Grid computing is a very important research area with a great practical impact. By nature, the topics of Grid computing cover many types of systems. Speaking about metacomputing implies to have built a metacomputer, which can be defined as a collection of elements providing a variety of functionalities (networking, computation, graphics) that can be used to run multiple tasks with several computational requirements. The key point is that, to the individual user, it should look and act like a single computer. Of course, all these capabilities can be a achieved by a set of high-performance machines interconnected by a fast dedicated local-area network. But a metacomputer may also be made of geographically distributed computational and information resources spread over the Internet, since emerging high-performance networks promise to enable a wide range of emerging application concepts such as remote computing, distributed supercomputing, tele-immersion, smart instruments, and data mining.
On such a metacomputing environment, all well known standard services such as authentication, resource location, resource allocation, configuration, communication, file access, fault detection, and executable management… are becoming harder to deploy, to maintain or simply to access. Thus, applications in this kind of environment may achieve performance by exploiting the adequacy between the problem to solve and the different platforms or paradigms available. The challenge for the computer science community is to provide a solid, integrated middleware foundation on which to build wide-area applications. A metacomputing system must support the illusion of a single machine by transparently scheduling application components on processors, managing data migration, caching, transfer and masking of data-format differences between systems; detecting and managing faults and ensuring that users' data and physical resources are protected.

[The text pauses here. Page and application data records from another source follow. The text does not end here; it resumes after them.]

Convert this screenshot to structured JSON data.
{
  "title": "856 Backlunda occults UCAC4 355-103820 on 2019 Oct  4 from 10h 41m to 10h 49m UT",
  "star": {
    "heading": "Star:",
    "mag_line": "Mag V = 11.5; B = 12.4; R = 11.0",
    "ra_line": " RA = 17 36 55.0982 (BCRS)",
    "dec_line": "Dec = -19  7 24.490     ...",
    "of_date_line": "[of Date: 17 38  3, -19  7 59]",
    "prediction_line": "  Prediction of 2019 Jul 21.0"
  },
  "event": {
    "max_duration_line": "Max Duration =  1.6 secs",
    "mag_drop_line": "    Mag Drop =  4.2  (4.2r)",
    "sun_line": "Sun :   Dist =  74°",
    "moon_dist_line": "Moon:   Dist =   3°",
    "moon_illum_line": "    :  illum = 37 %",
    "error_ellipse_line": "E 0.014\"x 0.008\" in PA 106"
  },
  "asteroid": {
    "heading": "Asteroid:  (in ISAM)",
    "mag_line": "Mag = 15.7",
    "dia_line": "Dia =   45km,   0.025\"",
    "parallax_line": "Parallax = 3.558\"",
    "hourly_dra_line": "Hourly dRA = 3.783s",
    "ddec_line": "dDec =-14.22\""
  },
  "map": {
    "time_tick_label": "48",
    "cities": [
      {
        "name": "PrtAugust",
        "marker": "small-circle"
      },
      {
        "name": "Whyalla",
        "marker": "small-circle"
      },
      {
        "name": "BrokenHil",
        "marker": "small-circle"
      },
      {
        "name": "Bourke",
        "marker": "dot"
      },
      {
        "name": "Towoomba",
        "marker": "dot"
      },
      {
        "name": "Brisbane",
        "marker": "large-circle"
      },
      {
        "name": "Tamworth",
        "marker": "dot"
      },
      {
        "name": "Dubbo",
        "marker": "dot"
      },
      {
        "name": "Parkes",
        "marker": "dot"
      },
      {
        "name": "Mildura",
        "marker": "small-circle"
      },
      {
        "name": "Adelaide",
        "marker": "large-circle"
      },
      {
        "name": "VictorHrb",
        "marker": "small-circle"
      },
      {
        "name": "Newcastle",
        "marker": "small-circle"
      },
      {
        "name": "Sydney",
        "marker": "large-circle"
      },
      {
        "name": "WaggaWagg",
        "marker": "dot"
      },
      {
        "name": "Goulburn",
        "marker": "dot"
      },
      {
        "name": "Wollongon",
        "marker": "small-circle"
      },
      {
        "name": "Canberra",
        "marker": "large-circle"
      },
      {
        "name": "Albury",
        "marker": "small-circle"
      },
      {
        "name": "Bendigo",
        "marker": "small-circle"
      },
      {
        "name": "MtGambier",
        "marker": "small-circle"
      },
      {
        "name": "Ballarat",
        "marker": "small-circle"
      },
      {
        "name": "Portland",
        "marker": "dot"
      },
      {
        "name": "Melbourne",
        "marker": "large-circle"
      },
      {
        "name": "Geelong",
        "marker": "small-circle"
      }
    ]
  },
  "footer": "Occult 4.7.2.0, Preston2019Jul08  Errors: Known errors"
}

Unlike dedicated parallel computer systems, local networks are inherently heterogeneous. They consist of diverse computers of different performances interconnected via mixed network equipment providing communication links of different speeds and bandwidths. Traditional parallel algorithms and tools are aimed at homogeneous multiprocessors and cannot be efficiently used for parallel computing on heterogeneous clusters. New ideas, dedicated algorithms and tools are needed to efficiently use this most common but most irregular parallel architecture.
The first and second International Workshops on Metacomputing Systems and Applications (MSA'2000 and MSA'2001) as well as the first International Workshop on Algorithms and Tools for Parallel Computing on Heterogeneous Clusters (HeteroPar'2001) were recently held in conjunction with ICPP '2000 and PDPTA'2001 respectively. Building on the success of these workshops, this special issue of Parallel and Distributed Computing Practice features papers that explore algorithms, programming languages, systems, tools and theoretical models aimed at high performance computing on heterogeneous networks of computers.
Frédéric Desprez, LIP ENS Lyon, France
Eric Fleury, CITI INSA-Lyon, France
Alexey Kalinov, Institute for System Programming, Moscow, Russia
Alexey Lastovetsky, Dept of Computer Science, University College Dublin, Ireland